→ **Problem statement**
From the entries provided below, copy each line that contains the word "Sara".

→ **Provided records**
============================================================
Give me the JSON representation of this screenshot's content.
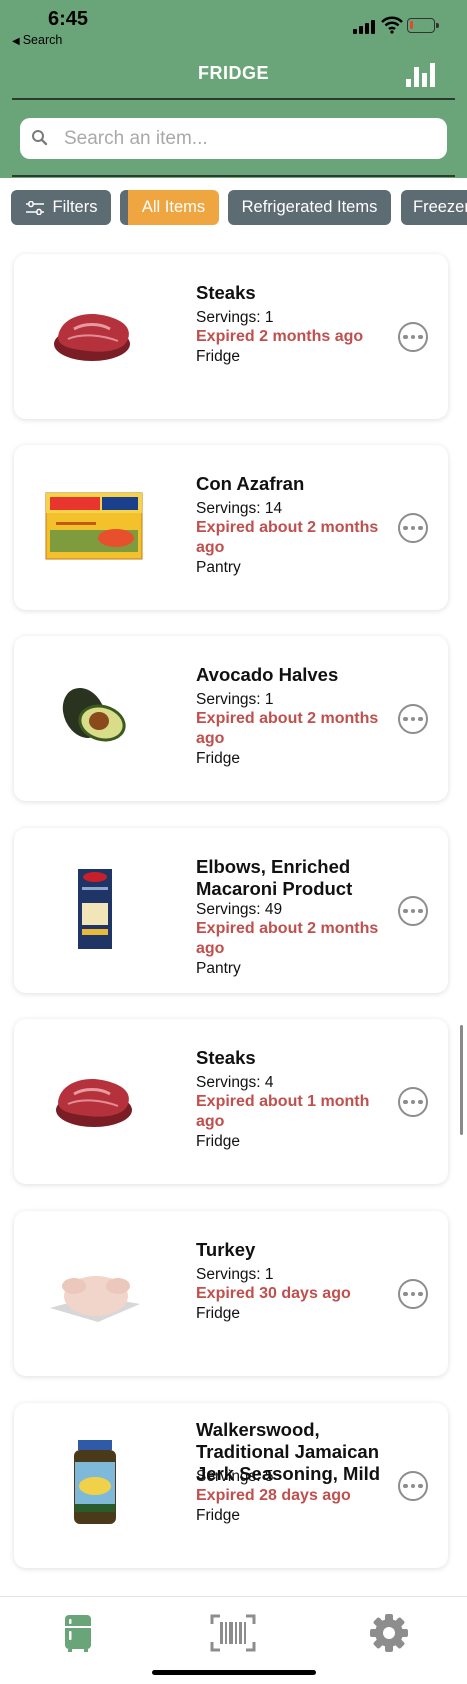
{
  "status": {
    "time": "6:45",
    "back_label": "Search",
    "battery_color": "#e04b2f"
  },
  "header": {
    "title": "FRIDGE",
    "stats_icon": "bar-chart-icon",
    "bg_color": "#6aa57a"
  },
  "search": {
    "placeholder": "Search an item...",
    "value": ""
  },
  "filters": {
    "filters_label": "Filters",
    "chips": [
      {
        "label": "All Items",
        "active": true
      },
      {
        "label": "Refrigerated Items",
        "active": false
      },
      {
        "label": "Freezer",
        "active": false
      }
    ],
    "active_color": "#f0a640",
    "inactive_color": "#5d6b73"
  },
  "items": [
    {
      "name": "Steaks",
      "servings": "Servings: 1",
      "expiry": "Expired 2 months ago",
      "location": "Fridge",
      "image": "steak-image"
    },
    {
      "name": "Con Azafran",
      "servings": "Servings: 14",
      "expiry": "Expired about 2 months ago",
      "location": "Pantry",
      "image": "sazon-goya-box-image"
    },
    {
      "name": "Avocado Halves",
      "servings": "Servings: 1",
      "expiry": "Expired about 2 months ago",
      "location": "Fridge",
      "image": "avocado-image"
    },
    {
      "name": "Elbows, Enriched Macaroni Product",
      "servings": "Servings: 49",
      "expiry": "Expired about 2 months ago",
      "location": "Pantry",
      "image": "barilla-elbows-box-image"
    },
    {
      "name": "Steaks",
      "servings": "Servings: 4",
      "expiry": "Expired about 1 month ago",
      "location": "Fridge",
      "image": "steak-image"
    },
    {
      "name": "Turkey",
      "servings": "Servings: 1",
      "expiry": "Expired 30 days ago",
      "location": "Fridge",
      "image": "turkey-image"
    },
    {
      "name": "Walkerswood, Traditional Jamaican Jerk Seasoning, Mild",
      "servings": "Servings: 5",
      "expiry": "Expired 28 days ago",
      "location": "Fridge",
      "image": "jerk-seasoning-jar-image"
    }
  ],
  "expired_color": "#c0504d",
  "tabbar": {
    "tabs": [
      "fridge-icon",
      "barcode-scan-icon",
      "settings-gear-icon"
    ],
    "active_color": "#6aa57a",
    "inactive_color": "#8d8d8d"
  }
}
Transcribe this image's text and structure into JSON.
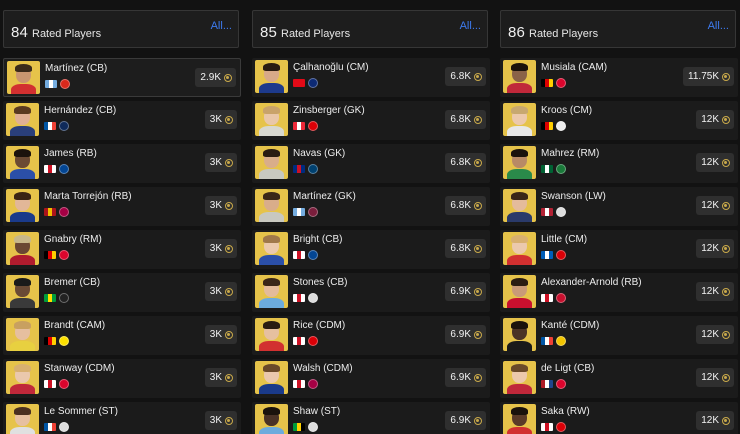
{
  "columns": [
    {
      "rating": "84",
      "label": "Rated Players",
      "all_label": "All...",
      "players": [
        {
          "name": "Martínez (CB)",
          "price": "2.9K",
          "flag": [
            "#74acdf",
            "#ffffff",
            "#74acdf"
          ],
          "club": "#da291c",
          "skin": "#c99670",
          "hair": "#3a2a1a",
          "shirt": "#d23030",
          "selected": true
        },
        {
          "name": "Hernández (CB)",
          "price": "3K",
          "flag": [
            "#0055a4",
            "#ffffff",
            "#ef4135"
          ],
          "club": "#0f2a5a",
          "skin": "#e0b094",
          "hair": "#5a3a20",
          "shirt": "#2a3f7a"
        },
        {
          "name": "James (RB)",
          "price": "3K",
          "flag": [
            "#ffffff",
            "#ce1124",
            "#ffffff"
          ],
          "club": "#034694",
          "skin": "#6b4a33",
          "hair": "#1c130c",
          "shirt": "#2b4fa8"
        },
        {
          "name": "Marta Torrejón (RB)",
          "price": "3K",
          "flag": [
            "#aa151b",
            "#f1bf00",
            "#aa151b"
          ],
          "club": "#a50044",
          "skin": "#e2b798",
          "hair": "#3a2414",
          "shirt": "#1a3a8a"
        },
        {
          "name": "Gnabry (RM)",
          "price": "3K",
          "flag": [
            "#000000",
            "#dd0000",
            "#ffce00"
          ],
          "club": "#dc052d",
          "skin": "#6a4733",
          "hair": "#c8b88a",
          "shirt": "#b01c2e"
        },
        {
          "name": "Bremer (CB)",
          "price": "3K",
          "flag": [
            "#009c3b",
            "#ffdf00",
            "#009c3b"
          ],
          "club": "#222222",
          "skin": "#6a4a35",
          "hair": "#1a1a1a",
          "shirt": "#3a3a3a"
        },
        {
          "name": "Brandt (CAM)",
          "price": "3K",
          "flag": [
            "#000000",
            "#dd0000",
            "#ffce00"
          ],
          "club": "#fde100",
          "skin": "#e6bf9f",
          "hair": "#c8a060",
          "shirt": "#e8d040"
        },
        {
          "name": "Stanway (CDM)",
          "price": "3K",
          "flag": [
            "#ffffff",
            "#ce1124",
            "#ffffff"
          ],
          "club": "#dc052d",
          "skin": "#eac8ad",
          "hair": "#d8b070",
          "shirt": "#c0283a"
        },
        {
          "name": "Le Sommer (ST)",
          "price": "3K",
          "flag": [
            "#0055a4",
            "#ffffff",
            "#ef4135"
          ],
          "club": "#dddddd",
          "skin": "#e6c0a0",
          "hair": "#4a3020",
          "shirt": "#e0e0e0"
        }
      ]
    },
    {
      "rating": "85",
      "label": "Rated Players",
      "all_label": "All...",
      "players": [
        {
          "name": "Çalhanoğlu (CM)",
          "price": "6.8K",
          "flag": [
            "#e30a17",
            "#e30a17",
            "#e30a17"
          ],
          "club": "#0d2a74",
          "skin": "#d7a988",
          "hair": "#2a1c12",
          "shirt": "#1d3a8c"
        },
        {
          "name": "Zinsberger (GK)",
          "price": "6.8K",
          "flag": [
            "#ed2939",
            "#ffffff",
            "#ed2939"
          ],
          "club": "#db0007",
          "skin": "#e9c7a9",
          "hair": "#c9a36a",
          "shirt": "#d8d8d0"
        },
        {
          "name": "Navas (GK)",
          "price": "6.8K",
          "flag": [
            "#002b7f",
            "#ce1126",
            "#002b7f"
          ],
          "club": "#004170",
          "skin": "#d9ad8a",
          "hair": "#2a1c12",
          "shirt": "#c8c8c0"
        },
        {
          "name": "Martínez (GK)",
          "price": "6.8K",
          "flag": [
            "#74acdf",
            "#ffffff",
            "#74acdf"
          ],
          "club": "#7a1e3c",
          "skin": "#d9ad8a",
          "hair": "#3a2618",
          "shirt": "#c8c8c0"
        },
        {
          "name": "Bright (CB)",
          "price": "6.8K",
          "flag": [
            "#ffffff",
            "#ce1124",
            "#ffffff"
          ],
          "club": "#034694",
          "skin": "#ebc9ad",
          "hair": "#a0784a",
          "shirt": "#2b4fa8"
        },
        {
          "name": "Stones (CB)",
          "price": "6.9K",
          "flag": [
            "#ffffff",
            "#ce1124",
            "#ffffff"
          ],
          "club": "#dddddd",
          "skin": "#e4bb9b",
          "hair": "#3a2618",
          "shirt": "#6cabdd"
        },
        {
          "name": "Rice (CDM)",
          "price": "6.9K",
          "flag": [
            "#ffffff",
            "#ce1124",
            "#ffffff"
          ],
          "club": "#db0007",
          "skin": "#e6c0a0",
          "hair": "#2a1c12",
          "shirt": "#d23030"
        },
        {
          "name": "Walsh (CDM)",
          "price": "6.9K",
          "flag": [
            "#ffffff",
            "#ce1124",
            "#ffffff"
          ],
          "club": "#a50044",
          "skin": "#eac8ad",
          "hair": "#6a4a2a",
          "shirt": "#1a3a8a"
        },
        {
          "name": "Shaw (ST)",
          "price": "6.9K",
          "flag": [
            "#009b3a",
            "#fed100",
            "#000000"
          ],
          "club": "#dddddd",
          "skin": "#4a3226",
          "hair": "#1a120c",
          "shirt": "#6cabdd"
        }
      ]
    },
    {
      "rating": "86",
      "label": "Rated Players",
      "all_label": "All...",
      "players": [
        {
          "name": "Musiala (CAM)",
          "price": "11.75K",
          "flag": [
            "#000000",
            "#dd0000",
            "#ffce00"
          ],
          "club": "#dc052d",
          "skin": "#8a6248",
          "hair": "#1a120c",
          "shirt": "#c0283a"
        },
        {
          "name": "Kroos (CM)",
          "price": "12K",
          "flag": [
            "#000000",
            "#dd0000",
            "#ffce00"
          ],
          "club": "#eeeeee",
          "skin": "#ecc9ac",
          "hair": "#c8a870",
          "shirt": "#e8e8e8"
        },
        {
          "name": "Mahrez (RM)",
          "price": "12K",
          "flag": [
            "#006233",
            "#ffffff",
            "#006233"
          ],
          "club": "#1a7a3a",
          "skin": "#b88a66",
          "hair": "#1a120c",
          "shirt": "#2a8a4a"
        },
        {
          "name": "Swanson (LW)",
          "price": "12K",
          "flag": [
            "#b22234",
            "#ffffff",
            "#b22234"
          ],
          "club": "#dddddd",
          "skin": "#e4bb9b",
          "hair": "#3a2618",
          "shirt": "#2a3a6a"
        },
        {
          "name": "Little (CM)",
          "price": "12K",
          "flag": [
            "#005eb8",
            "#ffffff",
            "#005eb8"
          ],
          "club": "#db0007",
          "skin": "#ebc9ad",
          "hair": "#d8b070",
          "shirt": "#d23030"
        },
        {
          "name": "Alexander-Arnold (RB)",
          "price": "12K",
          "flag": [
            "#ffffff",
            "#ce1124",
            "#ffffff"
          ],
          "club": "#c8102e",
          "skin": "#c99a78",
          "hair": "#2a1c12",
          "shirt": "#c8102e"
        },
        {
          "name": "Kanté (CDM)",
          "price": "12K",
          "flag": [
            "#0055a4",
            "#ffffff",
            "#ef4135"
          ],
          "club": "#f2c500",
          "skin": "#4a3226",
          "hair": "#1a120c",
          "shirt": "#1a1a1a"
        },
        {
          "name": "de Ligt (CB)",
          "price": "12K",
          "flag": [
            "#ae1c28",
            "#ffffff",
            "#21468b"
          ],
          "club": "#dc052d",
          "skin": "#ecc9ac",
          "hair": "#6a4a2a",
          "shirt": "#c0283a"
        },
        {
          "name": "Saka (RW)",
          "price": "12K",
          "flag": [
            "#ffffff",
            "#ce1124",
            "#ffffff"
          ],
          "club": "#db0007",
          "skin": "#5a3a28",
          "hair": "#1a120c",
          "shirt": "#d23030"
        }
      ]
    }
  ]
}
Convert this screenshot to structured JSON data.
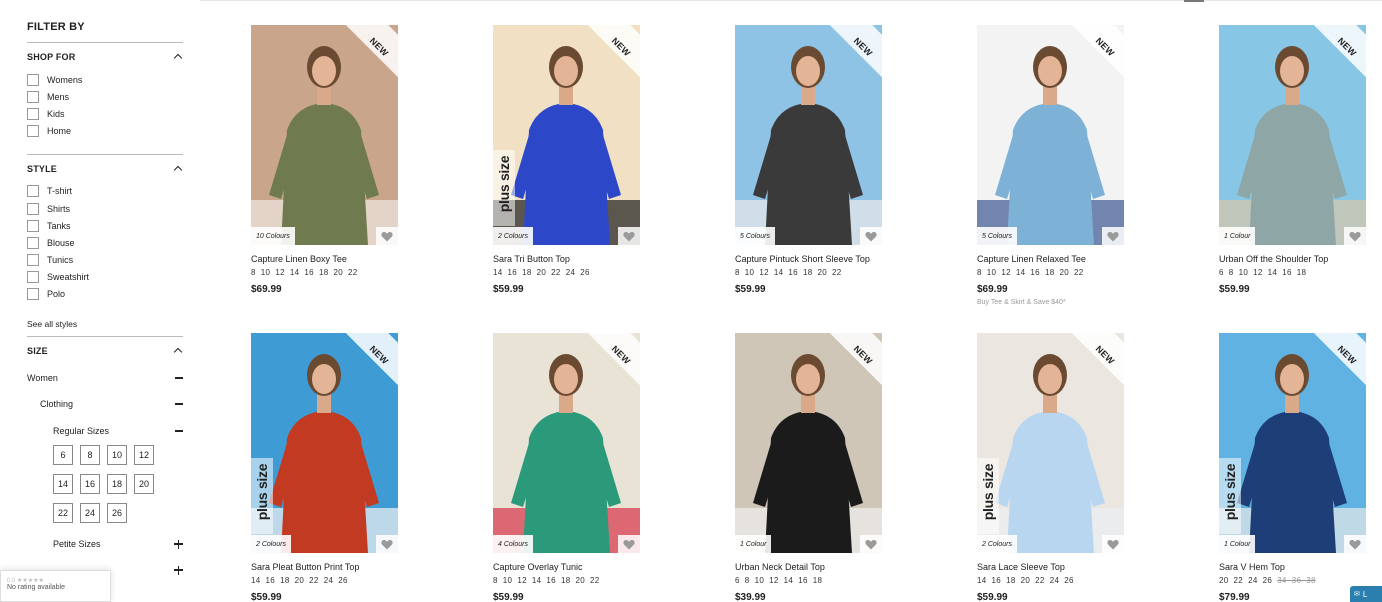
{
  "sidebar": {
    "title": "FILTER BY",
    "shop_for": {
      "label": "SHOP FOR",
      "options": [
        "Womens",
        "Mens",
        "Kids",
        "Home"
      ]
    },
    "style": {
      "label": "STYLE",
      "options": [
        "T-shirt",
        "Shirts",
        "Tanks",
        "Blouse",
        "Tunics",
        "Sweatshirt",
        "Polo"
      ],
      "see_all": "See all styles"
    },
    "size": {
      "label": "SIZE",
      "women": "Women",
      "clothing": "Clothing",
      "regular": "Regular Sizes",
      "regular_sizes": [
        "6",
        "8",
        "10",
        "12",
        "14",
        "16",
        "18",
        "20",
        "22",
        "24",
        "26"
      ],
      "petite": "Petite Sizes"
    }
  },
  "rating_widget": {
    "score": "0.0 ★★★★★",
    "text": "No rating available"
  },
  "badges": {
    "new": "NEW",
    "plus_size": "plus size"
  },
  "chat": {
    "label": "L"
  },
  "products": [
    {
      "name": "Capture Linen Boxy Tee",
      "sizes": "8  10  12  14  16  18  20  22",
      "price": "$69.99",
      "colours": "10 Colours",
      "plus": false,
      "promo": "",
      "colors": [
        "#c9a58c",
        "#6f7a4e",
        "#efe8df"
      ]
    },
    {
      "name": "Sara Tri Button Top",
      "sizes": "14  16  18  20  22  24  26",
      "price": "$59.99",
      "colours": "2 Colours",
      "plus": true,
      "promo": "",
      "colors": [
        "#f1e0c4",
        "#2d47c9",
        "#1c1c1c"
      ]
    },
    {
      "name": "Capture Pintuck Short Sleeve Top",
      "sizes": "8  10  12  14  16  18  20  22",
      "price": "$59.99",
      "colours": "5 Colours",
      "plus": false,
      "promo": "",
      "colors": [
        "#8fc3e6",
        "#3a3a3a",
        "#e9e9e9"
      ]
    },
    {
      "name": "Capture Linen Relaxed Tee",
      "sizes": "8  10  12  14  16  18  20  22",
      "price": "$69.99",
      "colours": "5 Colours",
      "plus": false,
      "promo": "Buy Tee & Skirt & Save $40*",
      "colors": [
        "#f3f3f3",
        "#7eb1d6",
        "#3b5590"
      ]
    },
    {
      "name": "Urban Off the Shoulder Top",
      "sizes": "6  8  10  12  14  16  18",
      "price": "$59.99",
      "colours": "1 Colour",
      "plus": false,
      "promo": "",
      "colors": [
        "#87c6e4",
        "#8fa6a7",
        "#d8c7a8"
      ]
    },
    {
      "name": "Sara Pleat Button Print Top",
      "sizes": "14  16  18  20  22  24  26",
      "price": "$59.99",
      "colours": "2 Colours",
      "plus": true,
      "promo": "",
      "colors": [
        "#3e9bd3",
        "#c23a22",
        "#f2f2f2"
      ]
    },
    {
      "name": "Capture Overlay Tunic",
      "sizes": "8  10  12  14  16  18  20  22",
      "price": "$59.99",
      "colours": "4 Colours",
      "plus": false,
      "promo": "",
      "colors": [
        "#e9e3d6",
        "#2a9a7a",
        "#d6334a"
      ]
    },
    {
      "name": "Urban Neck Detail Top",
      "sizes": "6  8  10  12  14  16  18",
      "price": "$39.99",
      "colours": "1 Colour",
      "plus": false,
      "promo": "",
      "colors": [
        "#cfc6b8",
        "#1b1b1b",
        "#efefef"
      ]
    },
    {
      "name": "Sara Lace Sleeve Top",
      "sizes": "14  16  18  20  22  24  26",
      "price": "$59.99",
      "colours": "2 Colours",
      "plus": true,
      "promo": "",
      "colors": [
        "#ece6e1",
        "#b9d6f1",
        "#e9eef3"
      ]
    },
    {
      "name": "Sara V Hem Top",
      "sizes": "20  22  24  26  34  36  38",
      "strike_from": 4,
      "price": "$79.99",
      "colours": "1 Colour",
      "plus": true,
      "promo": "",
      "colors": [
        "#5fb2e2",
        "#1d3e76",
        "#e9e9e9"
      ]
    }
  ]
}
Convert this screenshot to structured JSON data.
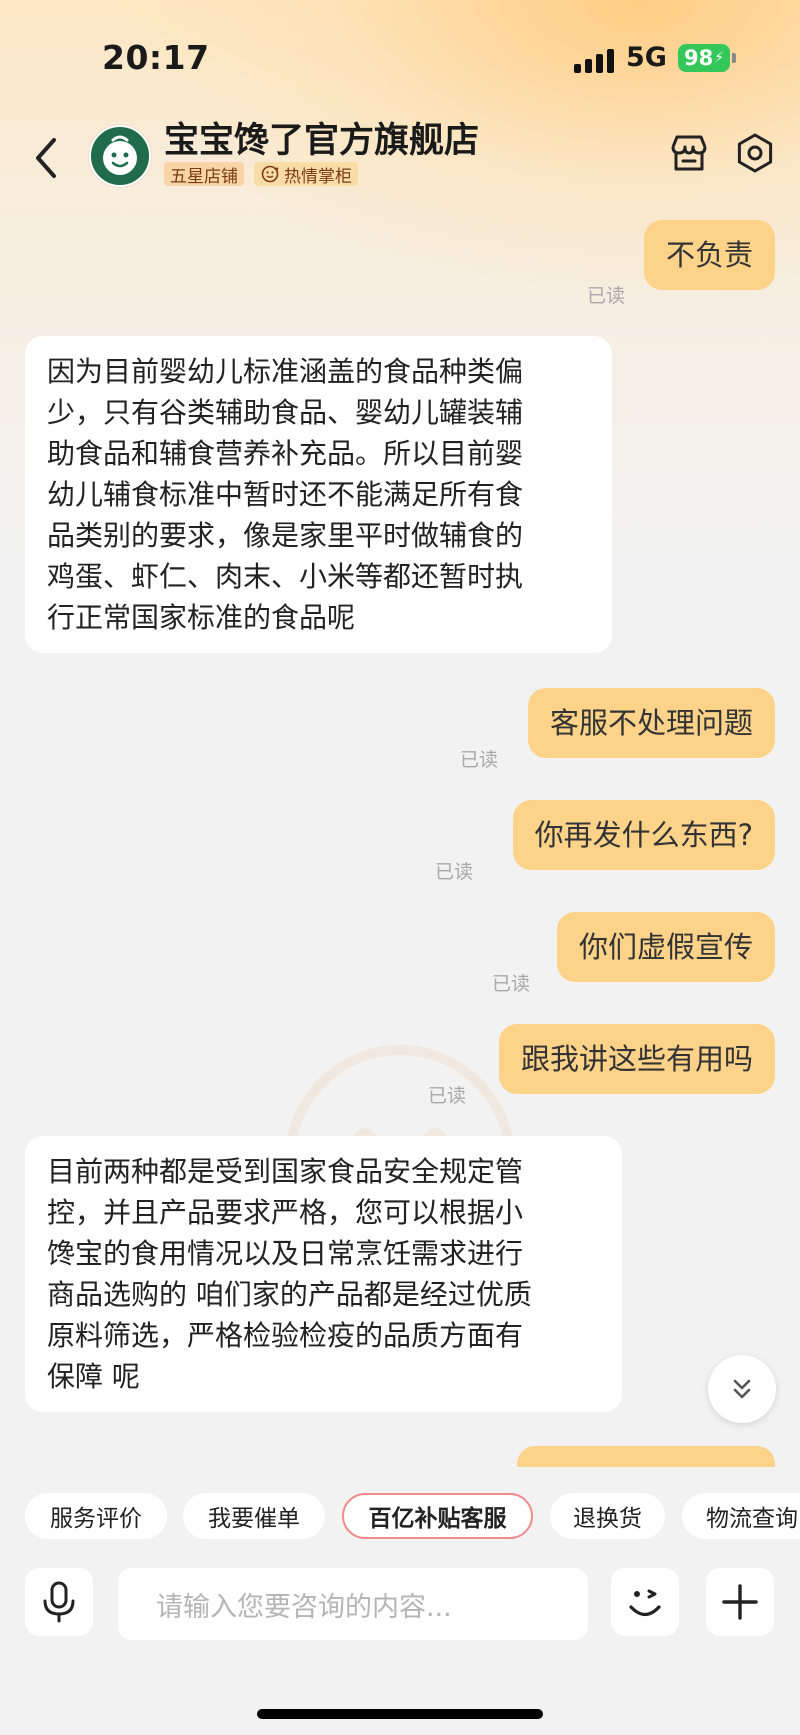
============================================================
→ **Solution to this problem**
      "name": "Sara Tri Button Top",
      "name": "Sara Pleat Button Print Top",
      "name": "Sara Lace Sleeve Top",
      "name": "Sara V Hem Top",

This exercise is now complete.